A misdirected fax, with at time sensitive information, can be sent to the wrong fax number. It happens more than practices let on. However, a misdirected fax may not only be inconvemenient but may also be harmful. Sending a fax to the incorrect person/ recipient could constitute a breach since, as a healthcare organization, you are required to adhere to HIPAA privacy rules.
Sending the fax to the wrong destination indicates that you gave someone who isn’t allowed to see it access to protected health information about the patient. The fax, in this instance, violates HIPAA since it contains personal information. Until otherwise demonstrated, you should consider any unauthorized disclosure of patient information a privacy violation.
In the event that fax is issued in error, what should you or your team do? First, a privacy officer should be notified of improper patient information disclosure. Make sure everyone on your team knows their obligation to report potential violations.
The privacy officer needs a breach risk assessment to determine whether or not the misdirected fax constituted a breach. The severity of a breach is also revealed by this assessment based on four variables.
Let’s dive into two common misdirected fax scenarios and learn what you can find on a breach risk assessment.
For instance, unintentionally, your clinic sent a fax to a nearby gas station. A surgical report was sent via fax along with the patient’s full name, date of birth, contact information, and medical condition. The gas station claimed to have put the fax in the garbage yesterday when you contacted them.

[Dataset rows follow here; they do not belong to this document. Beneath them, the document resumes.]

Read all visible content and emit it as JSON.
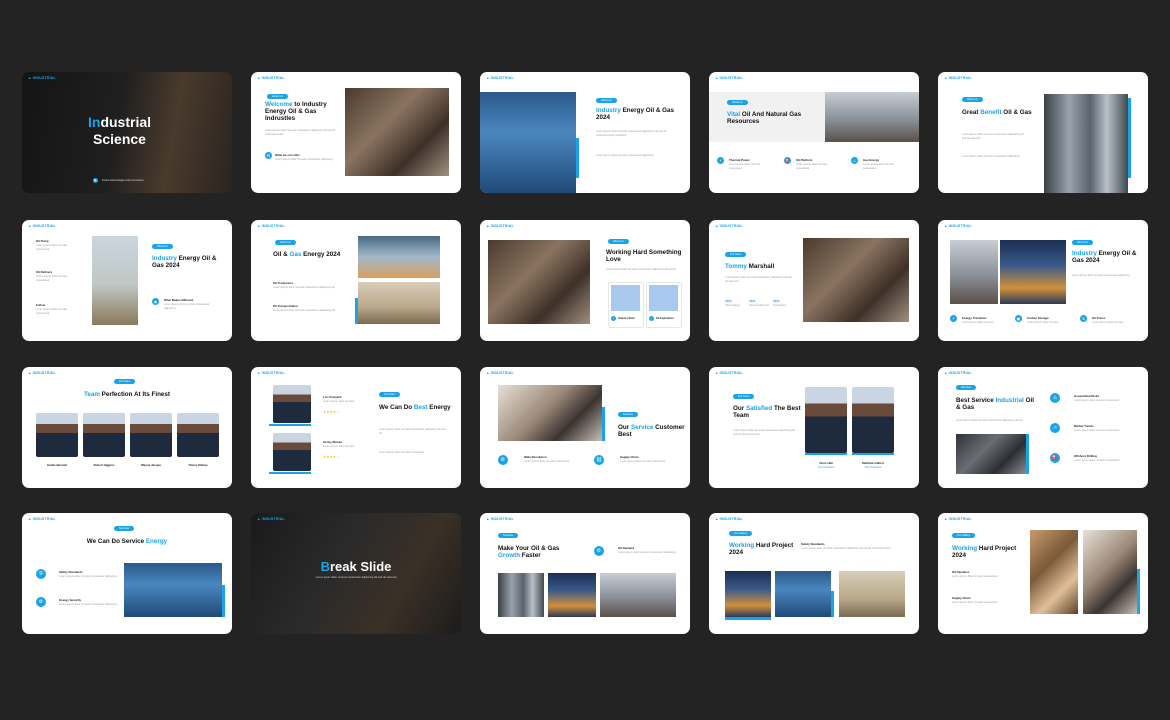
{
  "brand": "INDUSTRIAL",
  "accent_color": "#1aa3e8",
  "background_color": "#232323",
  "slides": {
    "s1": {
      "title_accent": "In",
      "title_rest": "dustrial",
      "title_line2": "Science",
      "tagline": "Future technologies and innovations"
    },
    "s2": {
      "pill": "About Us",
      "heading_accent": "Welcome",
      "heading_rest": " to Industry Energy Oil & Gas Indrustles",
      "sub": "What we can offer"
    },
    "s3": {
      "pill": "About Us",
      "heading_accent": "Industry",
      "heading_rest": " Energy Oil & Gas 2024"
    },
    "s4": {
      "pill": "About Us",
      "heading_accent": "Vital",
      "heading_rest": " Oil And Natural Gas Resources",
      "items": [
        "Thermal Power",
        "Oil Platform",
        "Gas Energy"
      ]
    },
    "s5": {
      "pill": "About Us",
      "heading_pre": "Great ",
      "heading_accent": "Benefit",
      "heading_rest": " Oil & Gas"
    },
    "s6": {
      "pill": "About Us",
      "heading_accent": "Industry",
      "heading_rest": " Energy Oil & Gas 2024",
      "items": [
        "Oil Pump",
        "Oil Refinery",
        "Follow"
      ],
      "sub": "What Makes Different"
    },
    "s7": {
      "pill": "About Us",
      "heading_pre": "Oil & ",
      "heading_accent": "Gas",
      "heading_rest": " Energy 2024",
      "items": [
        "Oil Production",
        "Oil Transportation"
      ]
    },
    "s8": {
      "pill": "About Us",
      "heading": "Working Hard Something Love",
      "items": [
        "Industry Work",
        "Oil Exploration"
      ]
    },
    "s9": {
      "pill": "Our Team",
      "heading_accent": "Tommy",
      "heading_rest": " Marshall",
      "stats": [
        "1865",
        "4521",
        "6352"
      ],
      "stat_labels": [
        "Client Happy",
        "Success Moment",
        "Completed"
      ]
    },
    "s10": {
      "pill": "About Us",
      "heading_accent": "Industry",
      "heading_rest": " Energy Oil & Gas 2024",
      "items": [
        "Energy Transition",
        "Carbon Storage",
        "Oil Prices"
      ]
    },
    "s11": {
      "pill": "Our Team",
      "heading_accent": "Team",
      "heading_rest": " Perfection At Its Finest",
      "people": [
        "Jackie Bennett",
        "Robert Higgins",
        "Wayne Jacque",
        "Timmy McGee"
      ]
    },
    "s12": {
      "pill": "Our Team",
      "heading_pre": "We Can Do ",
      "heading_accent": "Best",
      "heading_rest": " Energy",
      "people": [
        "Lori Vineyard",
        "Kenny Mundo"
      ]
    },
    "s13": {
      "pill": "Services",
      "heading_pre": "Our ",
      "heading_accent": "Service",
      "heading_rest": " Customer Best",
      "items": [
        "Wide Revolution",
        "Supply Chain"
      ]
    },
    "s14": {
      "pill": "Our Team",
      "heading_pre": "Our ",
      "heading_accent": "Satisfied",
      "heading_rest": " The Best Team",
      "people": [
        "Chris Hall",
        "Matthew Gilbert"
      ],
      "roles": [
        "Vice President",
        "Vice President"
      ]
    },
    "s15": {
      "pill": "Services",
      "heading_pre": "Best Service ",
      "heading_accent": "Industrial",
      "heading_rest": " Oil & Gas",
      "items": [
        "Geopolitical Risks",
        "Market Trends",
        "Offshore Drilling"
      ]
    },
    "s16": {
      "pill": "Services",
      "heading_pre": "We Can Do Service ",
      "heading_accent": "Energy",
      "items": [
        "Safety Standards",
        "Energy Security"
      ]
    },
    "s17": {
      "heading_accent": "B",
      "heading_rest": "reak Slide"
    },
    "s18": {
      "pill": "Services",
      "heading_pre": "Make Your Oil & Gas ",
      "heading_accent": "Growth",
      "heading_rest": " Faster",
      "item": "Oil Demand"
    },
    "s19": {
      "pill": "Our Gallery",
      "heading_accent": "Working",
      "heading_rest": " Hard Project 2024",
      "item": "Safety Standards"
    },
    "s20": {
      "pill": "Our Gallery",
      "heading_accent": "Working",
      "heading_rest": " Hard Project 2024",
      "items": [
        "Oil Pipelines",
        "Supply Chain"
      ]
    }
  }
}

You can carry out a breach risk assessment and decide whether each of the following four categories has a low, medium, or high risk.
According to this breach risk assessment, there is a higher than a low probability that PHI was compromised. As a result, the patient whose information was compromised will need notification from the privacy officer.
In another instance, your clinic sent a fax to the nearby social security administration office. The patient’s full name, date of service, and diagnosis code were all listed on the billing summary that was sent via fax.
When you contacted the office, they claimed that they had immediately destroyed the paper after receiving it despite not understanding the data but having a sneaking suspicion that it included critical information.
According to the breach risk assessment, there is no higher than the low chance that PHI was compromised. As a result, the patient won’t need to get a notification from the privacy officer.
Mistakes that seem ordinary or innocuous shouldn’t be disregarded! You are responsible for protecting and maintaining the privacy of sensitive patient data. Sending a fax to the incorrect person is unacceptable, and the issue should be reported and thoroughly investigated.
Our HIPAA compliance fax software directs faxes digitally to numbers listed in the account, avoiding mistakes of typing in the wrong numbers.